Work to complete: An exact, complete copy of the entries that follow is needed.

╭─ Entries supplied

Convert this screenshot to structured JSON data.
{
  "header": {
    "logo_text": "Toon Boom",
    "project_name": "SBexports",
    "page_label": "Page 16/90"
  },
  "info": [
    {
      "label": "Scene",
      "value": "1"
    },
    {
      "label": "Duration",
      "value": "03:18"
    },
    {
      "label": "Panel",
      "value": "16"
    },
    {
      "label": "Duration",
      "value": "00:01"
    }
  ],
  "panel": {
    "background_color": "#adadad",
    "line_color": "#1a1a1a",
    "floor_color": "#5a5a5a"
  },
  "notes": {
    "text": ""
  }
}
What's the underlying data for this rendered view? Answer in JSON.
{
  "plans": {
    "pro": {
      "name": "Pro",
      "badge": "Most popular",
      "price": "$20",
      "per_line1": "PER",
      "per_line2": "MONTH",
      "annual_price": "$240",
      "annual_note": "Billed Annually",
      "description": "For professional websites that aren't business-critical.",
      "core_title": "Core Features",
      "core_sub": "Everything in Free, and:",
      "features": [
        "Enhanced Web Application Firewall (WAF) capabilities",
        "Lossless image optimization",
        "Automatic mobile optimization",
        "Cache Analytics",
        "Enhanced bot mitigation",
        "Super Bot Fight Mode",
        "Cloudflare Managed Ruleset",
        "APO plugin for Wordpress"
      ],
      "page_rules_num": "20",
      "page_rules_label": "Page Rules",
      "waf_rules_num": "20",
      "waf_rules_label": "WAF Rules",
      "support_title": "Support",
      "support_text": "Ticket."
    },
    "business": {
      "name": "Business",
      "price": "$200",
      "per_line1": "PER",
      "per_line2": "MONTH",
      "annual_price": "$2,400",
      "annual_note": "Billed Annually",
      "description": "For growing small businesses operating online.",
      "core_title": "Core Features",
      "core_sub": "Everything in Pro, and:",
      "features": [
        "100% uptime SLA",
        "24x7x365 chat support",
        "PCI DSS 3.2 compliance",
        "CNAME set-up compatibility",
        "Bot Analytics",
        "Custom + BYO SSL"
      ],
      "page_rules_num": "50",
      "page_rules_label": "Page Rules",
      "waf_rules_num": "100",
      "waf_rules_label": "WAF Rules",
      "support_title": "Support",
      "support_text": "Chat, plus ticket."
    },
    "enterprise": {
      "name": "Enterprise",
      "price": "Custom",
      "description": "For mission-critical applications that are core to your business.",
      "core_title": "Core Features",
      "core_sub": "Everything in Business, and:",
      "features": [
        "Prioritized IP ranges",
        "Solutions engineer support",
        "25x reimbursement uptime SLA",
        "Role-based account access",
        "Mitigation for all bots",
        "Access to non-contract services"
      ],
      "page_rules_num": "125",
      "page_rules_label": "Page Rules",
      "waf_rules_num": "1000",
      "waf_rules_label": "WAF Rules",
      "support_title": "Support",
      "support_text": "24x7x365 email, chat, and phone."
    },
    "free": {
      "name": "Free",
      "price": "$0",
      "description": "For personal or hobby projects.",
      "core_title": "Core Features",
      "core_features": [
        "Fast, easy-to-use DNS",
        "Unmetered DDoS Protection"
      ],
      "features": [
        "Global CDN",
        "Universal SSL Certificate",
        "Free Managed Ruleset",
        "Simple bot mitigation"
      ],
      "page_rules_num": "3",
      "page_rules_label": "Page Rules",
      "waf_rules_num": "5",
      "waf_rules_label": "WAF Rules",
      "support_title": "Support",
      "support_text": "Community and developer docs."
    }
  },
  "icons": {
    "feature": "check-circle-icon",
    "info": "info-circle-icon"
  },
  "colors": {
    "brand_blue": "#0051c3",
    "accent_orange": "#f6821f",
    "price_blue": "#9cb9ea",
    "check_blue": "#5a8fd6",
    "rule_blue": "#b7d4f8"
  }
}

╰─

Written solution:
Convert this screenshot to structured JSON data.
{
  "header": {
    "logo_text": "Toon Boom",
    "project_name": "SBexports",
    "page_label": "Page 16/90"
  },
  "info": [
    {
      "label": "Scene",
      "value": "1"
    },
    {
      "label": "Duration",
      "value": "03:18"
    },
    {
      "label": "Panel",
      "value": "16"
    },
    {
      "label": "Duration",
      "value": "00:01"
    }
  ],
  "panel": {
    "background_color": "#adadad",
    "line_color": "#1a1a1a",
    "floor_color": "#5a5a5a"
  },
  "notes": {
    "text": ""
  }
}
What's the underlying data for this rendered view? Answer in JSON.
{
  "plans": {
    "pro": {
      "name": "Pro",
      "badge": "Most popular",
      "price": "$20",
      "per_line1": "PER",
      "per_line2": "MONTH",
      "annual_price": "$240",
      "annual_note": "Billed Annually",
      "description": "For professional websites that aren't business-critical.",
      "core_title": "Core Features",
      "core_sub": "Everything in Free, and:",
      "features": [
        "Enhanced Web Application Firewall (WAF) capabilities",
        "Lossless image optimization",
        "Automatic mobile optimization",
        "Cache Analytics",
        "Enhanced bot mitigation",
        "Super Bot Fight Mode",
        "Cloudflare Managed Ruleset",
        "APO plugin for Wordpress"
      ],
      "page_rules_num": "20",
      "page_rules_label": "Page Rules",
      "waf_rules_num": "20",
      "waf_rules_label": "WAF Rules",
      "support_title": "Support",
      "support_text": "Ticket."
    },
    "business": {
      "name": "Business",
      "price": "$200",
      "per_line1": "PER",
      "per_line2": "MONTH",
      "annual_price": "$2,400",
      "annual_note": "Billed Annually",
      "description": "For growing small businesses operating online.",
      "core_title": "Core Features",
      "core_sub": "Everything in Pro, and:",
      "features": [
        "100% uptime SLA",
        "24x7x365 chat support",
        "PCI DSS 3.2 compliance",
        "CNAME set-up compatibility",
        "Bot Analytics",
        "Custom + BYO SSL"
      ],
      "page_rules_num": "50",
      "page_rules_label": "Page Rules",
      "waf_rules_num": "100",
      "waf_rules_label": "WAF Rules",
      "support_title": "Support",
      "support_text": "Chat, plus ticket."
    },
    "enterprise": {
      "name": "Enterprise",
      "price": "Custom",
      "description": "For mission-critical applications that are core to your business.",
      "core_title": "Core Features",
      "core_sub": "Everything in Business, and:",
      "features": [
        "Prioritized IP ranges",
        "Solutions engineer support",
        "25x reimbursement uptime SLA",
        "Role-based account access",
        "Mitigation for all bots",
        "Access to non-contract services"
      ],
      "page_rules_num": "125",
      "page_rules_label": "Page Rules",
      "waf_rules_num": "1000",
      "waf_rules_label": "WAF Rules",
      "support_title": "Support",
      "support_text": "24x7x365 email, chat, and phone."
    },
    "free": {
      "name": "Free",
      "price": "$0",
      "description": "For personal or hobby projects.",
      "core_title": "Core Features",
      "core_features": [
        "Fast, easy-to-use DNS",
        "Unmetered DDoS Protection"
      ],
      "features": [
        "Global CDN",
        "Universal SSL Certificate",
        "Free Managed Ruleset",
        "Simple bot mitigation"
      ],
      "page_rules_num": "3",
      "page_rules_label": "Page Rules",
      "waf_rules_num": "5",
      "waf_rules_label": "WAF Rules",
      "support_title": "Support",
      "support_text": "Community and developer docs."
    }
  },
  "icons": {
    "feature": "check-circle-icon",
    "info": "info-circle-icon"
  },
  "colors": {
    "brand_blue": "#0051c3",
    "accent_orange": "#f6821f",
    "price_blue": "#9cb9ea",
    "check_blue": "#5a8fd6",
    "rule_blue": "#b7d4f8"
  }
}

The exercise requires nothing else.